***** Data for review
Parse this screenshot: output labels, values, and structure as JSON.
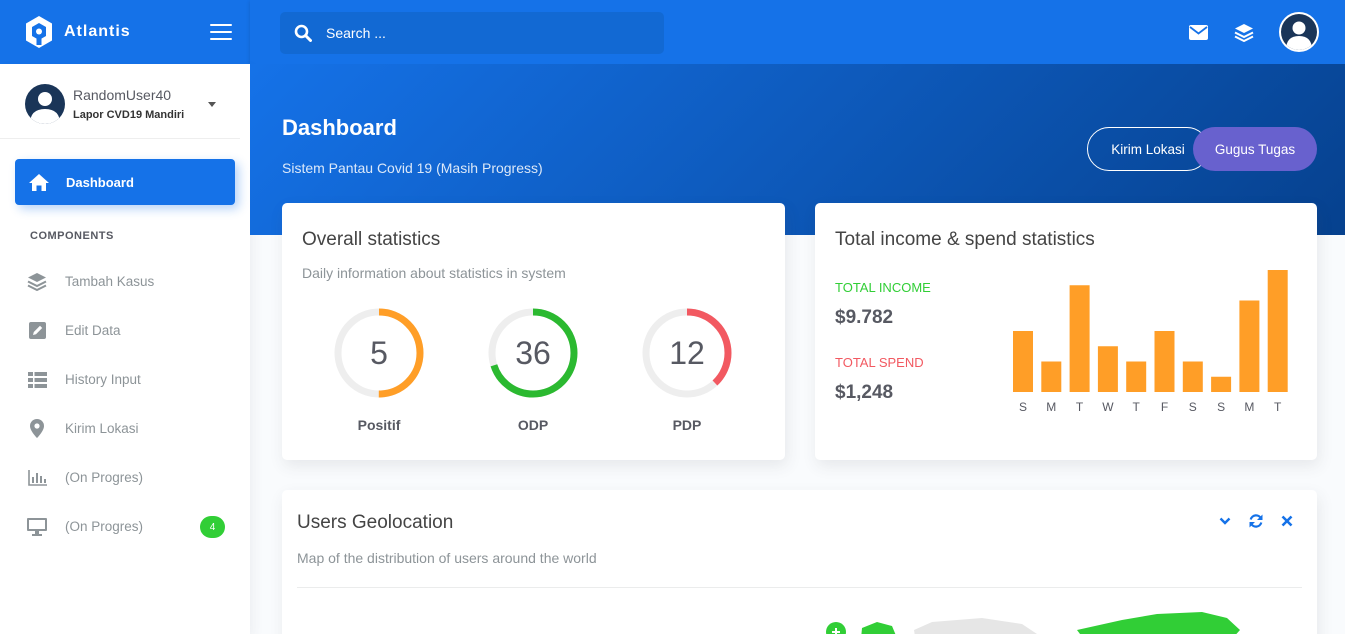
{
  "brand": {
    "name": "Atlantis"
  },
  "search": {
    "placeholder": "Search ..."
  },
  "user": {
    "name": "RandomUser40",
    "role": "Lapor CVD19 Mandiri"
  },
  "nav": {
    "active": {
      "label": "Dashboard",
      "icon": "home-icon"
    },
    "section_title": "COMPONENTS",
    "items": [
      {
        "label": "Tambah Kasus",
        "icon": "layers-icon"
      },
      {
        "label": "Edit Data",
        "icon": "pen-square-icon"
      },
      {
        "label": "History Input",
        "icon": "table-icon"
      },
      {
        "label": "Kirim Lokasi",
        "icon": "map-marker-icon"
      },
      {
        "label": "(On Progres)",
        "icon": "bar-chart-icon"
      },
      {
        "label": "(On Progres)",
        "icon": "desktop-icon",
        "badge": "4"
      }
    ]
  },
  "page": {
    "title": "Dashboard",
    "subtitle": "Sistem Pantau Covid 19 (Masih Progress)",
    "btn_location": "Kirim Lokasi",
    "btn_task": "Gugus Tugas"
  },
  "overall": {
    "title": "Overall statistics",
    "category": "Daily information about statistics in system",
    "circles": [
      {
        "value": "5",
        "label": "Positif",
        "color": "#ff9e27",
        "fraction": 0.5
      },
      {
        "value": "36",
        "label": "ODP",
        "color": "#2bb930",
        "fraction": 0.7
      },
      {
        "value": "12",
        "label": "PDP",
        "color": "#f25961",
        "fraction": 0.38
      }
    ]
  },
  "income": {
    "title": "Total income & spend statistics",
    "income_label": "TOTAL INCOME",
    "income_value": "$9.782",
    "spend_label": "TOTAL SPEND",
    "spend_value": "$1,248",
    "income_color": "#31ce36",
    "spend_color": "#f25961"
  },
  "chart_data": {
    "type": "bar",
    "categories": [
      "S",
      "M",
      "T",
      "W",
      "T",
      "F",
      "S",
      "S",
      "M",
      "T"
    ],
    "values": [
      40,
      20,
      70,
      30,
      20,
      40,
      20,
      10,
      60,
      80
    ],
    "ylim": [
      0,
      80
    ],
    "color": "#ff9e27",
    "grid": false
  },
  "geo": {
    "title": "Users Geolocation",
    "category": "Map of the distribution of users around the world"
  },
  "colors": {
    "primary": "#1572e8",
    "sidebar_text": "#8d9498"
  }
}
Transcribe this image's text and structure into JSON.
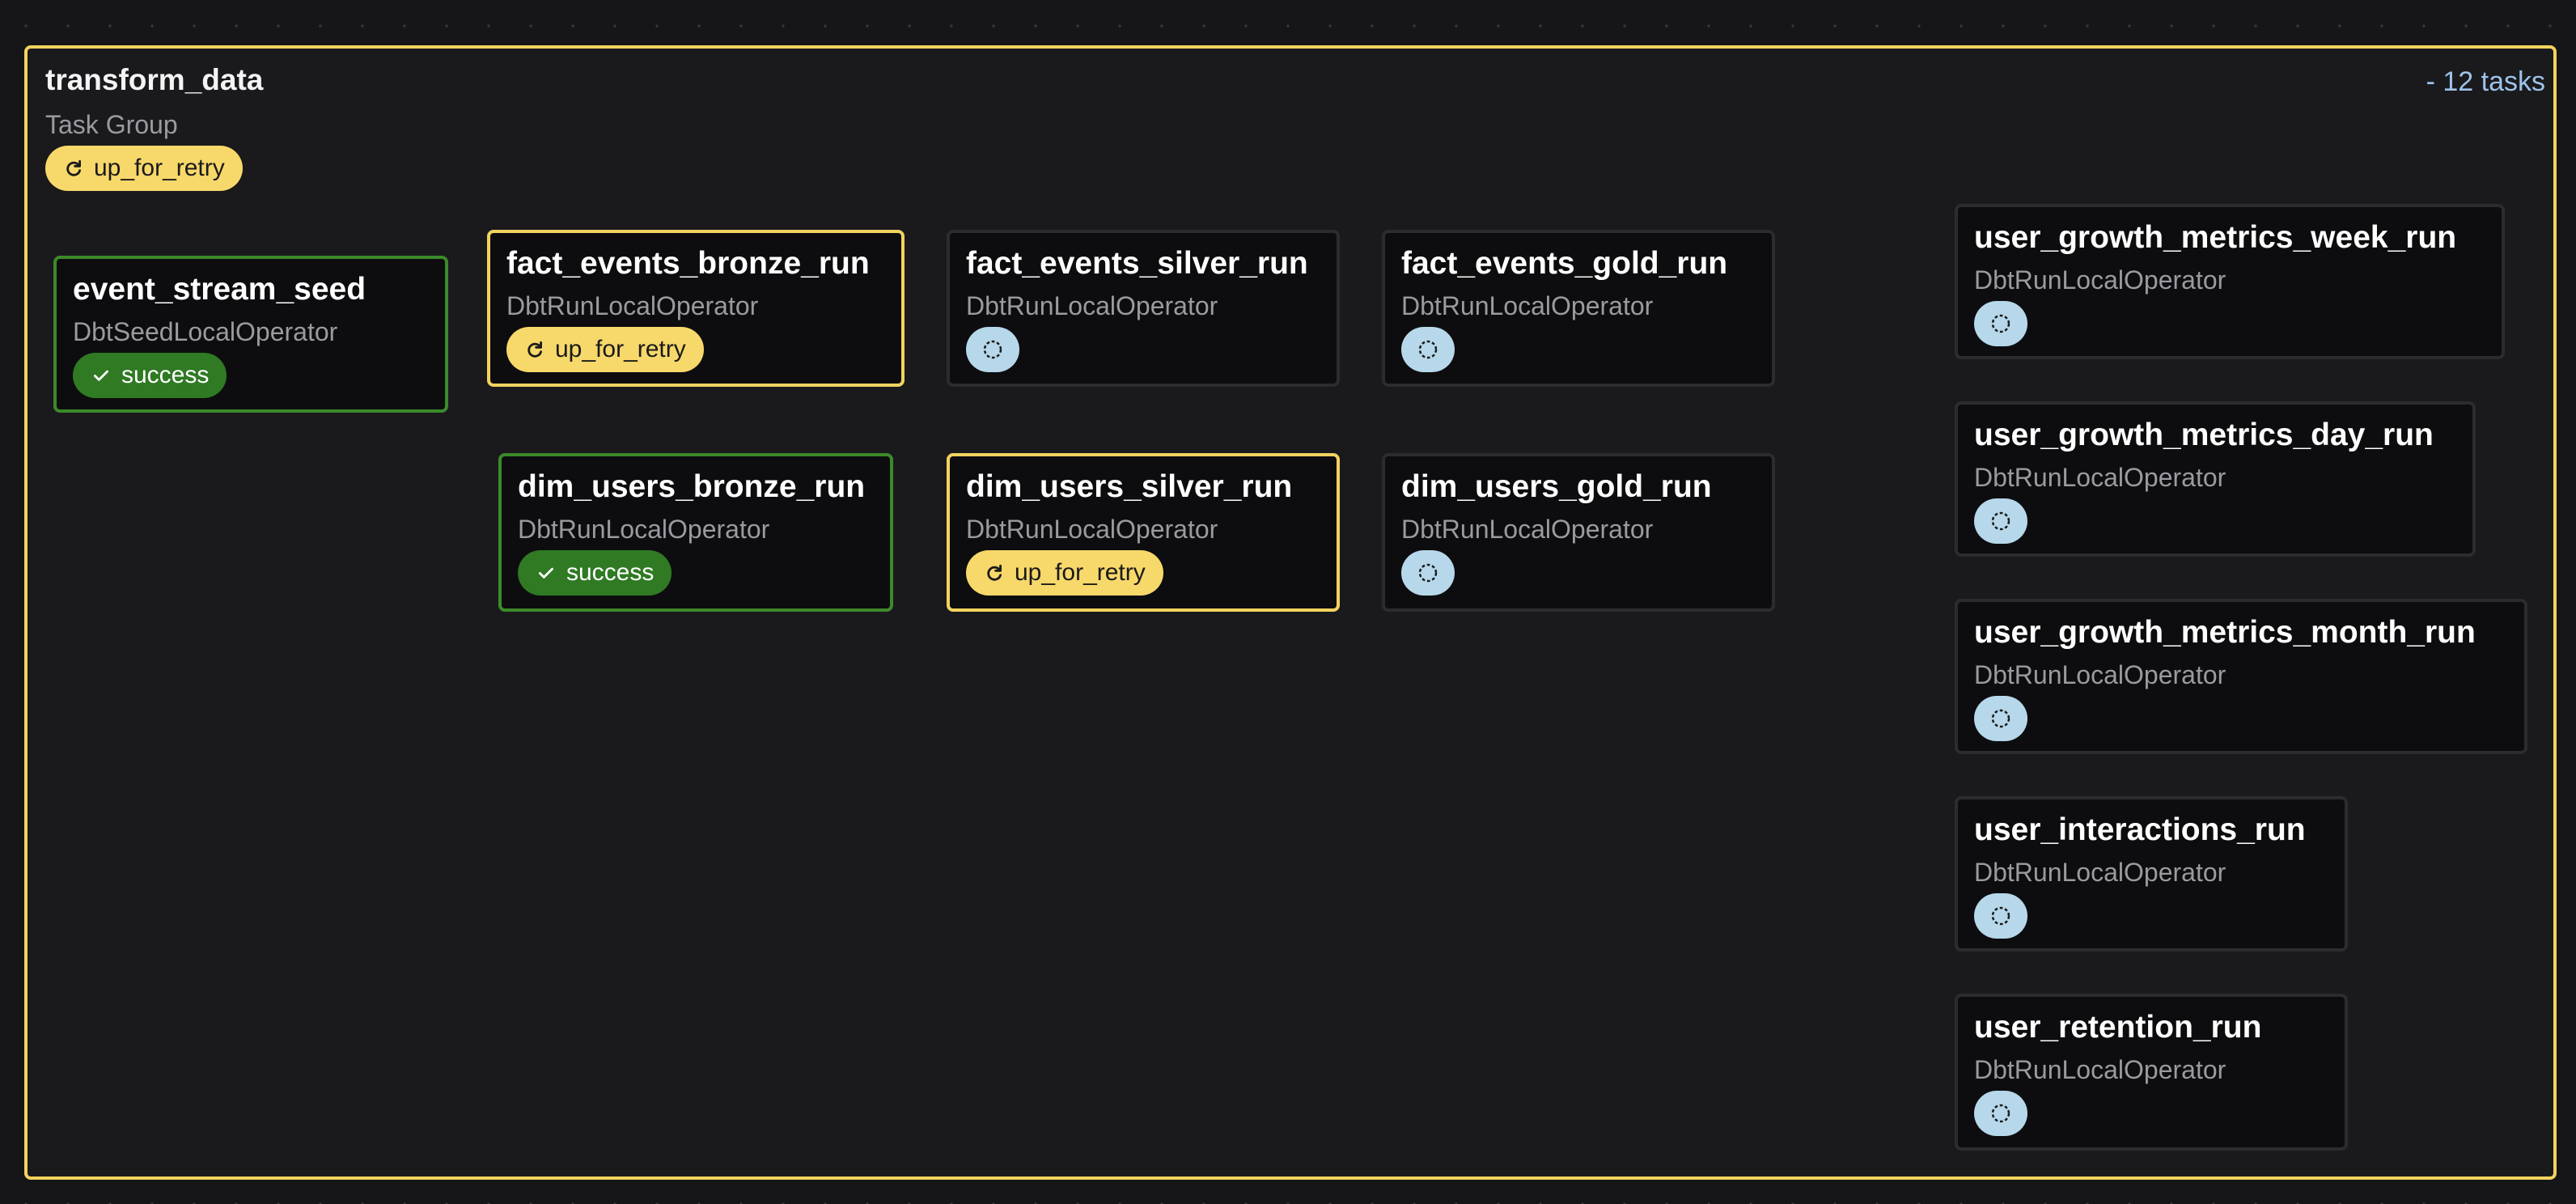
{
  "group": {
    "title": "transform_data",
    "subtitle": "Task Group",
    "count": "- 12 tasks",
    "state": "up_for_retry",
    "colors": {
      "retry": "#f7d86a",
      "success": "#2f7a23",
      "none": "#b6d8ea",
      "border_retry": "#f2d35e",
      "border_success": "#3c8a2a"
    }
  },
  "nodes": [
    {
      "id": "event_stream_seed",
      "title": "event_stream_seed",
      "operator": "DbtSeedLocalOperator",
      "state": "success"
    },
    {
      "id": "fact_events_bronze_run",
      "title": "fact_events_bronze_run",
      "operator": "DbtRunLocalOperator",
      "state": "up_for_retry"
    },
    {
      "id": "fact_events_silver_run",
      "title": "fact_events_silver_run",
      "operator": "DbtRunLocalOperator",
      "state": ""
    },
    {
      "id": "fact_events_gold_run",
      "title": "fact_events_gold_run",
      "operator": "DbtRunLocalOperator",
      "state": ""
    },
    {
      "id": "dim_users_bronze_run",
      "title": "dim_users_bronze_run",
      "operator": "DbtRunLocalOperator",
      "state": "success"
    },
    {
      "id": "dim_users_silver_run",
      "title": "dim_users_silver_run",
      "operator": "DbtRunLocalOperator",
      "state": "up_for_retry"
    },
    {
      "id": "dim_users_gold_run",
      "title": "dim_users_gold_run",
      "operator": "DbtRunLocalOperator",
      "state": ""
    },
    {
      "id": "user_growth_metrics_week_run",
      "title": "user_growth_metrics_week_run",
      "operator": "DbtRunLocalOperator",
      "state": ""
    },
    {
      "id": "user_growth_metrics_day_run",
      "title": "user_growth_metrics_day_run",
      "operator": "DbtRunLocalOperator",
      "state": ""
    },
    {
      "id": "user_growth_metrics_month_run",
      "title": "user_growth_metrics_month_run",
      "operator": "DbtRunLocalOperator",
      "state": ""
    },
    {
      "id": "user_interactions_run",
      "title": "user_interactions_run",
      "operator": "DbtRunLocalOperator",
      "state": ""
    },
    {
      "id": "user_retention_run",
      "title": "user_retention_run",
      "operator": "DbtRunLocalOperator",
      "state": ""
    }
  ],
  "edges": [
    [
      "event_stream_seed",
      "fact_events_bronze_run"
    ],
    [
      "event_stream_seed",
      "dim_users_bronze_run"
    ],
    [
      "fact_events_bronze_run",
      "fact_events_silver_run"
    ],
    [
      "fact_events_silver_run",
      "fact_events_gold_run"
    ],
    [
      "dim_users_bronze_run",
      "dim_users_silver_run"
    ],
    [
      "dim_users_silver_run",
      "dim_users_gold_run"
    ],
    [
      "fact_events_gold_run",
      "user_growth_metrics_week_run"
    ],
    [
      "fact_events_gold_run",
      "user_growth_metrics_day_run"
    ],
    [
      "fact_events_gold_run",
      "user_growth_metrics_month_run"
    ],
    [
      "fact_events_gold_run",
      "user_interactions_run"
    ],
    [
      "fact_events_gold_run",
      "user_retention_run"
    ],
    [
      "dim_users_gold_run",
      "user_growth_metrics_week_run"
    ],
    [
      "dim_users_gold_run",
      "user_growth_metrics_day_run"
    ],
    [
      "dim_users_gold_run",
      "user_growth_metrics_month_run"
    ],
    [
      "dim_users_gold_run",
      "user_interactions_run"
    ],
    [
      "dim_users_gold_run",
      "user_retention_run"
    ]
  ]
}
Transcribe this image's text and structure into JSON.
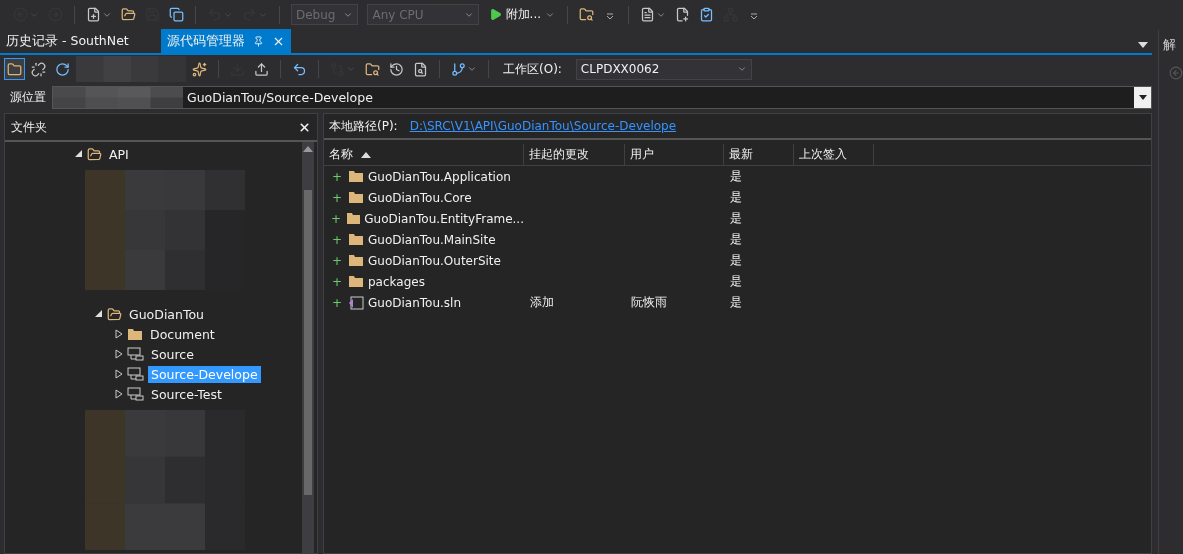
{
  "main_toolbar": [
    {
      "kind": "back",
      "disabled": true,
      "has_dropdown": true
    },
    {
      "kind": "forward",
      "disabled": true
    },
    {
      "kind": "separator"
    },
    {
      "kind": "new_project",
      "disabled": false,
      "has_dropdown": true
    },
    {
      "kind": "open",
      "disabled": false
    },
    {
      "kind": "save",
      "disabled": true
    },
    {
      "kind": "save_all",
      "disabled": false
    },
    {
      "kind": "separator"
    },
    {
      "kind": "undo",
      "disabled": true,
      "has_dropdown": true
    },
    {
      "kind": "redo",
      "disabled": true,
      "has_dropdown": true
    },
    {
      "kind": "separator"
    },
    {
      "kind": "combo",
      "value": "Debug",
      "disabled": true
    },
    {
      "kind": "combo",
      "value": "Any CPU",
      "disabled": true
    },
    {
      "kind": "start",
      "label": "附加...",
      "disabled": false,
      "has_dropdown": true
    },
    {
      "kind": "separator"
    },
    {
      "kind": "find",
      "disabled": false
    },
    {
      "kind": "overflow"
    },
    {
      "kind": "separator"
    },
    {
      "kind": "alert_file",
      "disabled": false,
      "has_dropdown": true
    },
    {
      "kind": "new_item",
      "disabled": false
    },
    {
      "kind": "checklist",
      "disabled": false
    },
    {
      "kind": "network",
      "disabled": true
    },
    {
      "kind": "overflow"
    }
  ],
  "tabs": [
    {
      "label": "历史记录 - SouthNet",
      "selected": false
    },
    {
      "label": "源代码管理器",
      "selected": true
    }
  ],
  "side_panel": {
    "title": "解"
  },
  "explorer_toolbar": [
    {
      "kind": "folders",
      "selected": true,
      "disabled": false
    },
    {
      "kind": "disconnect",
      "selected": false,
      "disabled": false
    },
    {
      "kind": "refresh",
      "selected": false,
      "disabled": false
    },
    {
      "kind": "redacted"
    },
    {
      "kind": "add_item",
      "selected": false,
      "disabled": false
    },
    {
      "kind": "separator"
    },
    {
      "kind": "get_latest",
      "selected": false,
      "disabled": true
    },
    {
      "kind": "check_in",
      "selected": false,
      "disabled": false
    },
    {
      "kind": "separator"
    },
    {
      "kind": "undo",
      "selected": false,
      "disabled": false
    },
    {
      "kind": "separator"
    },
    {
      "kind": "compare",
      "selected": false,
      "disabled": true,
      "has_dropdown": true
    },
    {
      "kind": "find",
      "selected": false,
      "disabled": false
    },
    {
      "kind": "history",
      "selected": false,
      "disabled": false
    },
    {
      "kind": "annotate",
      "selected": false,
      "disabled": false
    },
    {
      "kind": "separator"
    },
    {
      "kind": "branch",
      "selected": false,
      "disabled": false,
      "has_dropdown": true
    },
    {
      "kind": "separator"
    }
  ],
  "workspace": {
    "label": "工作区(O):",
    "value": "CLPDXX0062"
  },
  "source_location": {
    "label": "源位置",
    "value": "GuoDianTou/Source-Develope"
  },
  "folders_panel": {
    "title": "文件夹",
    "tree": [
      {
        "label": "API",
        "kind": "folder",
        "expanded": true,
        "selected": false,
        "children": [
          {
            "label": "GuoDianTou",
            "kind": "folder",
            "expanded": true,
            "selected": false,
            "children": [
              {
                "label": "Document",
                "kind": "plain_folder",
                "expanded": false,
                "selected": false
              },
              {
                "label": "Source",
                "kind": "branch",
                "expanded": false,
                "selected": false
              },
              {
                "label": "Source-Develope",
                "kind": "branch",
                "expanded": false,
                "selected": true
              },
              {
                "label": "Source-Test",
                "kind": "branch",
                "expanded": false,
                "selected": false
              }
            ]
          }
        ]
      }
    ]
  },
  "details": {
    "local_path_label": "本地路径(P):",
    "local_path": "D:\\SRC\\V1\\API\\GuoDianTou\\Source-Develope",
    "columns": [
      {
        "label": "名称",
        "sorted": true
      },
      {
        "label": "挂起的更改",
        "sorted": false
      },
      {
        "label": "用户",
        "sorted": false
      },
      {
        "label": "最新",
        "sorted": false
      },
      {
        "label": "上次签入",
        "sorted": false
      }
    ],
    "rows": [
      {
        "marker": "+",
        "kind": "folder",
        "name": "GuoDianTou.Application",
        "latest": "是"
      },
      {
        "marker": "+",
        "kind": "folder",
        "name": "GuoDianTou.Core",
        "latest": "是"
      },
      {
        "marker": "+",
        "kind": "folder",
        "name": "GuoDianTou.EntityFrame...",
        "latest": "是"
      },
      {
        "marker": "+",
        "kind": "folder",
        "name": "GuoDianTou.MainSite",
        "latest": "是"
      },
      {
        "marker": "+",
        "kind": "folder",
        "name": "GuoDianTou.OuterSite",
        "latest": "是"
      },
      {
        "marker": "+",
        "kind": "folder",
        "name": "packages",
        "latest": "是"
      },
      {
        "marker": "+",
        "kind": "solution",
        "name": "GuoDianTou.sln",
        "pending_change": "添加",
        "user": "阮恢雨",
        "latest": "是"
      }
    ]
  }
}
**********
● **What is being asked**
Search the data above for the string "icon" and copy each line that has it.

● **Output below**
      "icon": "home-icon"
        "icon": "layers-icon"
        "icon": "pen-square-icon"
        "icon": "table-icon"
        "icon": "map-marker-icon"
        "icon": "bar-chart-icon"
        "icon": "desktop-icon",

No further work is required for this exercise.